If you have the need for speed, the wahoo is your breed. Estimates of the striped rocket’s velocity go off the page, but most think that a mile a minute is not stretching the truth. Sixty mph may make it the fastest of all fish, though blue marlin fans might argue the point.
Acanthocybium solandri, like the related and also very speedy king mackerel, can exude a slime that makes its body extra slippery during moments of fear or aggression, allowing it to make better use of its muscle power. The fish is shaped like a missile to start with, and can fold its dorsal fin into a slot down the back, adding to the streamlining when it goes supersonic. There have been cases of a single wahoo eating three trolled live baits so fast that the anglers each thought they had a separate fish. Faster than a speeding bullet? An S on its chest? Not quite, but wahoo are definitely quick.
And, they carry awesome choppers. Imagine a kingfish with an excess of testosterone and you get the picture; while kings have impressive teeth, the jaws of a wahoo are like an animated shearing machine. They’re wider, longer and have more and bigger teeth than a king’s. And, wahoo get very large, averaging about twice the size of kings typically caught by sportsmen. Six-footers are not unheard of, and the world record stands at 158 pounds, 8 ounces.

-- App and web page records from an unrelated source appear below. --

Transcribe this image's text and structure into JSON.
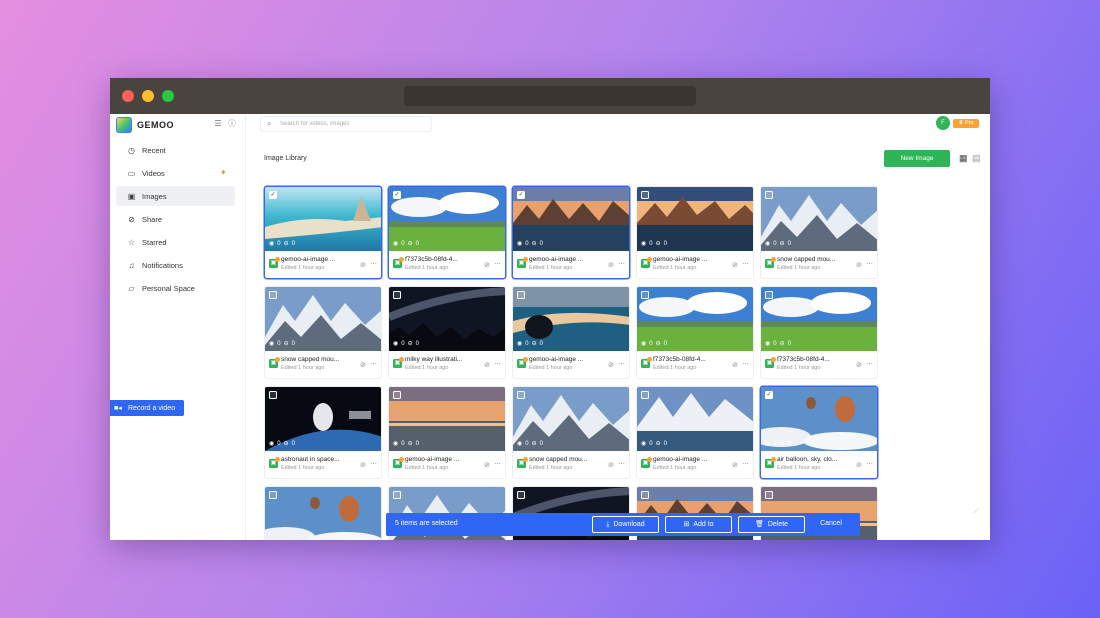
{
  "app": {
    "name": "GEMOO"
  },
  "sidebar": {
    "items": [
      {
        "label": "Recent",
        "icon": "clock-icon"
      },
      {
        "label": "Videos",
        "icon": "video-icon"
      },
      {
        "label": "Images",
        "icon": "image-icon",
        "active": true
      },
      {
        "label": "Share",
        "icon": "share-icon"
      },
      {
        "label": "Starred",
        "icon": "star-icon"
      },
      {
        "label": "Notifications",
        "icon": "bell-icon"
      },
      {
        "label": "Personal Space",
        "icon": "folder-icon"
      }
    ],
    "record_label": "Record a video"
  },
  "header": {
    "search_placeholder": "Search for videos, images",
    "avatar_initial": "F",
    "badge": "Pro"
  },
  "main": {
    "title": "Image Library",
    "new_button": "New Image"
  },
  "cards": [
    {
      "name": "gemoo-ai-image ...",
      "edited": "Edited 1 hour ago",
      "views": "0",
      "comments": "0",
      "selected": true,
      "scene": "beach"
    },
    {
      "name": "f7373c5b-08fd-4...",
      "edited": "Edited 1 hour ago",
      "views": "0",
      "comments": "0",
      "selected": true,
      "scene": "meadow"
    },
    {
      "name": "gemoo-ai-image ...",
      "edited": "Edited 1 hour ago",
      "views": "0",
      "comments": "0",
      "selected": true,
      "scene": "lake-sunset"
    },
    {
      "name": "gemoo-ai-image ...",
      "edited": "Edited 1 hour ago",
      "views": "0",
      "comments": "0",
      "selected": false,
      "scene": "lake-sunset2"
    },
    {
      "name": "snow capped mou...",
      "edited": "Edited 1 hour ago",
      "views": "0",
      "comments": "0",
      "selected": false,
      "scene": "snow"
    },
    {
      "name": "snow capped mou...",
      "edited": "Edited 1 hour ago",
      "views": "0",
      "comments": "0",
      "selected": false,
      "scene": "snow"
    },
    {
      "name": "milky way illustrati...",
      "edited": "Edited 1 hour ago",
      "views": "0",
      "comments": "0",
      "selected": false,
      "scene": "milkyway"
    },
    {
      "name": "gemoo-ai-image ...",
      "edited": "Edited 1 hour ago",
      "views": "0",
      "comments": "0",
      "selected": false,
      "scene": "lagoon"
    },
    {
      "name": "f7373c5b-08fd-4...",
      "edited": "Edited 1 hour ago",
      "views": "0",
      "comments": "0",
      "selected": false,
      "scene": "meadow"
    },
    {
      "name": "f7373c5b-08fd-4...",
      "edited": "Edited 1 hour ago",
      "views": "0",
      "comments": "0",
      "selected": false,
      "scene": "meadow"
    },
    {
      "name": "astronaut in space...",
      "edited": "Edited 1 hour ago",
      "views": "0",
      "comments": "0",
      "selected": false,
      "scene": "space"
    },
    {
      "name": "gemoo-ai-image ...",
      "edited": "Edited 1 hour ago",
      "views": "0",
      "comments": "0",
      "selected": false,
      "scene": "sea-sunset"
    },
    {
      "name": "snow capped mou...",
      "edited": "Edited 1 hour ago",
      "views": "0",
      "comments": "0",
      "selected": false,
      "scene": "snow"
    },
    {
      "name": "gemoo-ai-image ...",
      "edited": "Edited 1 hour ago",
      "views": "0",
      "comments": "0",
      "selected": false,
      "scene": "snow-lake"
    },
    {
      "name": "air balloon, sky, clo...",
      "edited": "Edited 1 hour ago",
      "views": "0",
      "comments": "0",
      "selected": true,
      "scene": "balloon"
    },
    {
      "name": "",
      "edited": "",
      "views": "",
      "comments": "",
      "selected": false,
      "scene": "balloon"
    },
    {
      "name": "",
      "edited": "",
      "views": "",
      "comments": "",
      "selected": false,
      "scene": "snow"
    },
    {
      "name": "",
      "edited": "",
      "views": "",
      "comments": "",
      "selected": false,
      "scene": "milkyway"
    },
    {
      "name": "",
      "edited": "",
      "views": "",
      "comments": "",
      "selected": false,
      "scene": "lake-sunset"
    },
    {
      "name": "",
      "edited": "",
      "views": "",
      "comments": "",
      "selected": false,
      "scene": "sea-sunset"
    }
  ],
  "selection_bar": {
    "text": "5 items are selected",
    "download": "Download",
    "add_to": "Add to",
    "delete": "Delete",
    "cancel": "Cancel"
  },
  "colors": {
    "accent": "#2f66f3",
    "green": "#2fb557",
    "selected_border": "#3669e9"
  }
}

The snout is longer and more pointed than the king mackerel, and the tail has little fork or arch. The main distinguishing feature between these look-alikes, though, is color; wahoo typically have striking iridescent blue and silver vertical bands on the back, extending below the lateral line, compared to the usually gray-green back of the kingfish. They have no gill rakers, the “strainers” found under the gill plate in king mackerel and most other fish, but do share the horizontal keels on the side of the tail and the small finlets behind the dorsal and anal fins with others of the mackerel clan.
Very little is known about their growth, maximum age or spawning behavior; there has never been a targeted commercial fishery for them, and so no money has been spent on research-an unfortunate tendency among federal fishery managers. Wahoo are abundant enough to be a specifically targeted sport species in only a few areas; most are incidental catches hooked by anglers after billfish. It’s likely, but not scientifically confirmed, that their spawning patterns follow that of the king mackerel, with broadcasting of eggs in the open sea during summer aggregations.
They’re not found in large schools as a rule, though off the east side of the Abacos and the north coast of Cuba there are large numbers in winter, and there also seems to be a winter concentration about 50 miles off St. Augustine. The west coast of Panama to Baja California is a summer hotspot, and the all-tackle record came from this area. Most other IGFA line-class records have come from the indigo depths off San Salvador in the Bahamas.
They are pelagic fish living off the continental shelf as a rule, and rarely found in “green” waters near shore. The single species is found worldwide in temperate seas, as far north as New Jersey on the Atlantic Coast and south throughout the Caribbean. They appear to migrate north in summer, south in winter with the other pelagics.
They can and do jump, frequently when feeding. A favorite tactic is a rush from below, with such power that they skyrocket 10 feet into the air, the prey in their jaws. They are less likely to jump when hooked; when they’re spooked, they stay in the water and turn on the afterburners. Flyingfish, ballyhoo, squid, tuna, and bonito are among the most common stomach contents according to biologists. A common feeding tactic when taking larger fish is to shear off the tail, then return to gulp down the head as the bleeding fish spirals downward, a habit which causes some anglers to use double-hook rigs on trolled baits to catch the tail-eaters.
Unlike that of most mackerels, wahoo flesh is white and delightfully flavored. It’s still a good idea to remove the dark lateral line from the steaks, however.
(Thanks to researchers at the IGFA and the National Marine Fisheries Service for some of the information included here.)